Written by Audra Lambert
Matthew Quick is a wry investigator of the human condition, cleverly exhuming and re-interpreting the follies of history through his lush imagery. Nowhere is this triumphant impulse more apparent than in his recent body of work, Monumental Nobodies.
Quick’s images immediately juxtapose memory and contemporary society, weaving new narratives from historical events with the layered nuance of a modern perspective. Transforming monumental figures through the power of creative vision, his impressive historical acumen is revealed through vibrant visual observations in his paintings. Rising as one of Australia’s top 50 artists according to BWR, Quick’s CV includes founding an advertising agency, lecturing at universities, copywriting and working as an interior designer, indicating the insatiable curiosity he holds for the inner workings of the world around him. Applying this curiosity to a fresh look at historically significant monuments, Quick is able to layer contemporary imagery into Monumental Nobodies in an aesthetic, incisive way.

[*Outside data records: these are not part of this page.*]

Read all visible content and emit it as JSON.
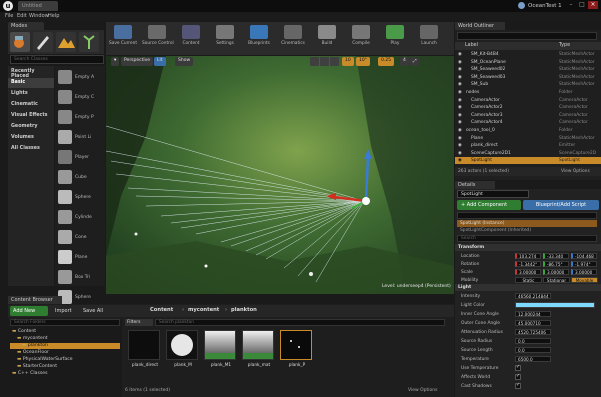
{
  "window": {
    "tab_label": "Untitled",
    "project": "OceanTest 1"
  },
  "menu": [
    "File",
    "Edit",
    "Window",
    "Help"
  ],
  "modes": {
    "title": "Modes",
    "search_placeholder": "Search Classes",
    "categories": [
      "Recently Placed",
      "Basic",
      "Lights",
      "Cinematic",
      "Visual Effects",
      "Geometry",
      "Volumes",
      "All Classes"
    ],
    "selected_category": "Basic",
    "items": [
      "Empty A",
      "Empty C",
      "Empty P",
      "Point Li",
      "Player",
      "Cube",
      "Sphere",
      "Cylinde",
      "Cone",
      "Plane",
      "Box Tri",
      "Sphere"
    ]
  },
  "toolbar": {
    "buttons": [
      "Save Current",
      "Source Control",
      "Content",
      "Settings",
      "Blueprints",
      "Cinematics",
      "Build",
      "Compile",
      "Play",
      "Launch"
    ]
  },
  "viewport": {
    "view_mode_perspective": "Perspective",
    "view_mode_lit": "Lit",
    "show": "Show",
    "snap_grid": "10",
    "snap_angle": "10°",
    "snap_scale": "0.25",
    "camera_speed": "4",
    "level_label": "Level:  underseep4 (Persistent)"
  },
  "outliner": {
    "title": "World Outliner",
    "col_label": "Label",
    "col_type": "Type",
    "rows": [
      {
        "label": "SM_Kit-B4B4",
        "type": "StaticMeshActor",
        "indent": 2
      },
      {
        "label": "SM_OceanPlane",
        "type": "StaticMeshActor",
        "indent": 2
      },
      {
        "label": "SM_Seaweed02",
        "type": "StaticMeshActor",
        "indent": 2
      },
      {
        "label": "SM_Seaweed03",
        "type": "StaticMeshActor",
        "indent": 2
      },
      {
        "label": "SM_Sub",
        "type": "StaticMeshActor",
        "indent": 2
      },
      {
        "label": "nodes",
        "type": "Folder",
        "indent": 1
      },
      {
        "label": "CameraActor",
        "type": "CameraActor",
        "indent": 2
      },
      {
        "label": "CameraActor2",
        "type": "CameraActor",
        "indent": 2
      },
      {
        "label": "CameraActor3",
        "type": "CameraActor",
        "indent": 2
      },
      {
        "label": "CameraActor4",
        "type": "CameraActor",
        "indent": 2
      },
      {
        "label": "ocean_tool_0",
        "type": "Folder",
        "indent": 1
      },
      {
        "label": "Plane",
        "type": "StaticMeshActor",
        "indent": 2
      },
      {
        "label": "plank_direct",
        "type": "Emitter",
        "indent": 2
      },
      {
        "label": "SceneCapture2D1",
        "type": "SceneCapture2D",
        "indent": 2
      },
      {
        "label": "SpotLight",
        "type": "SpotLight",
        "indent": 2,
        "selected": true
      }
    ],
    "footer": "263 actors (1 selected)",
    "view_options": "View Options"
  },
  "details": {
    "title": "Details",
    "actor_name": "SpotLight",
    "add_component": "+ Add Component",
    "blueprint_btn": "Blueprint/Add Script",
    "component_row": "SpotLight (Instance)",
    "component_row2": "SpotLightComponent (Inherited)",
    "search_placeholder": "Search",
    "transform": "Transform",
    "location": {
      "label": "Location",
      "x": "103.274",
      "y": "-33.340",
      "z": "-104.468"
    },
    "rotation": {
      "label": "Rotation",
      "x": "-1.3442°",
      "y": "-86.75°",
      "z": "-1.974°"
    },
    "scale": {
      "label": "Scale",
      "x": "3.00000",
      "y": "3.00000",
      "z": "3.00000"
    },
    "mobility": {
      "label": "Mobility",
      "options": [
        "Static",
        "Stationar",
        "Movable"
      ],
      "selected": "Movable"
    },
    "light_section": "Light",
    "props": [
      {
        "label": "Intensity",
        "value": "46560.214844"
      },
      {
        "label": "Light Color",
        "value": ""
      },
      {
        "label": "Inner Cone Angle",
        "value": "12.000244"
      },
      {
        "label": "Outer Cone Angle",
        "value": "45.000710"
      },
      {
        "label": "Attenuation Radius",
        "value": "4520.725406"
      },
      {
        "label": "Source Radius",
        "value": "0.0"
      },
      {
        "label": "Source Length",
        "value": "0.0"
      },
      {
        "label": "Temperature",
        "value": "6500.0"
      },
      {
        "label": "Use Temperature",
        "value": ""
      },
      {
        "label": "Affects World",
        "value": ""
      },
      {
        "label": "Cast Shadows",
        "value": ""
      }
    ],
    "colors": {
      "light_color": "#7fd8ff",
      "accent": "#c98b2a"
    }
  },
  "content_browser": {
    "title": "Content Browser",
    "add_new": "Add New",
    "import": "Import",
    "save_all": "Save All",
    "crumbs": [
      "Content",
      "mycontent",
      "plankton"
    ],
    "filters": "Filters",
    "search_placeholder": "Search plankton",
    "tree_search": "Search Folders",
    "tree": [
      {
        "label": "Content",
        "indent": 0
      },
      {
        "label": "mycontent",
        "indent": 1
      },
      {
        "label": "plankton",
        "indent": 2,
        "selected": true
      },
      {
        "label": "OceanFloor",
        "indent": 1
      },
      {
        "label": "PhysicalWaterSurface",
        "indent": 1
      },
      {
        "label": "StarterContent",
        "indent": 1
      },
      {
        "label": "C++ Classes",
        "indent": 0
      }
    ],
    "assets": [
      {
        "label": "plank_direct",
        "kind": "emitter"
      },
      {
        "label": "plank_M",
        "kind": "sphere"
      },
      {
        "label": "plank_M1",
        "kind": "gradient"
      },
      {
        "label": "plank_mat",
        "kind": "gradient"
      },
      {
        "label": "plank_P",
        "kind": "particle"
      }
    ],
    "footer": "6 items (1 selected)",
    "view_options": "View Options"
  }
}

Quick’s artworks frequently garner him accolades, and the artist has been named as a finalist or prizewinner of several art awards including the Sulman Art Prize, the Arthur Guy Memorial Painting Prize, the Mosman Art Prize and several others. Quick takes the praise in stride, focusing on the meaningful implications embedded in his artwork. His masterwork, “History is Written by the Victors”, takes as its subject an overwhelming “Motherland” sculpture placed in Kiev in 1981, a statue twice the size of the Statue of Liberty. The artwork wraps delicious social commentary into a fanciful, realistic depiction of this status re-imagined as a communications tower. As Quick explains, “Like the monuments of antiquity, it may only be a matter of time before the prevailing political creed decides she be “repurposed” for another use, or scrapped altogether.” Quick’s depictions of distinguished monuments re-framed for a contemporary viewer astound in their simplicity and delight in their visual efficacy. His works reveal the power structures which regularly remain hidden in our political system in surprising and resounding imagery.

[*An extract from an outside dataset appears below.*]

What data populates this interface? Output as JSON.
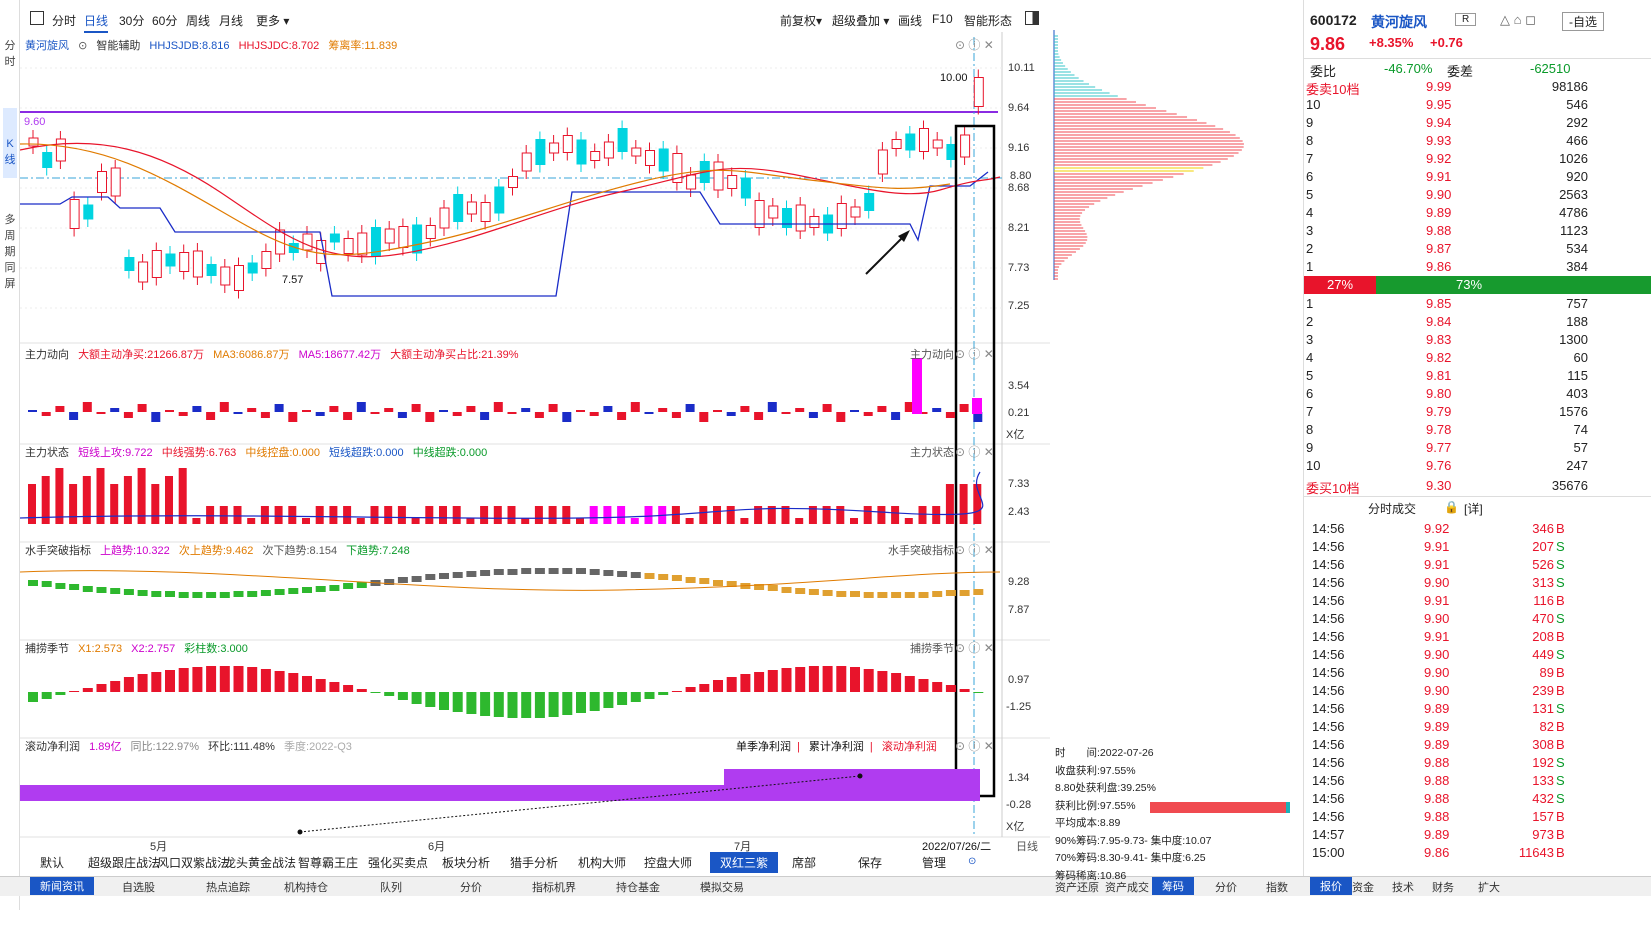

For Quick, investigating history in masterful visuals is the reward in itself, revealing the importance of fully comprehending the grasp that the past holds on the present. Quick deftly reframes the narrative, blending Pop art stylings into potent political commentary. Various examinations of political mechanisms and the capitalist system form the underlying concepts behind Quick’s clever forms. As he notes of capitalism’s firm hold on Western society, “ statues advertising the capitalist brand are also barricaded from their disciples; victims of a congregation so enraptured they have long since lost sight of the original beliefs.” Quick is unafraid to push back the curtain and paint the truths lying just out of plain sight.
Matthew Quick’s next solo show “Bling” opens 16 November through 2 December at Nanda/Hobbs Contemporary at Rabbit Gallery (Nanda/Hobbs, 12-14 Meagher St, Chippendale NSW 2008)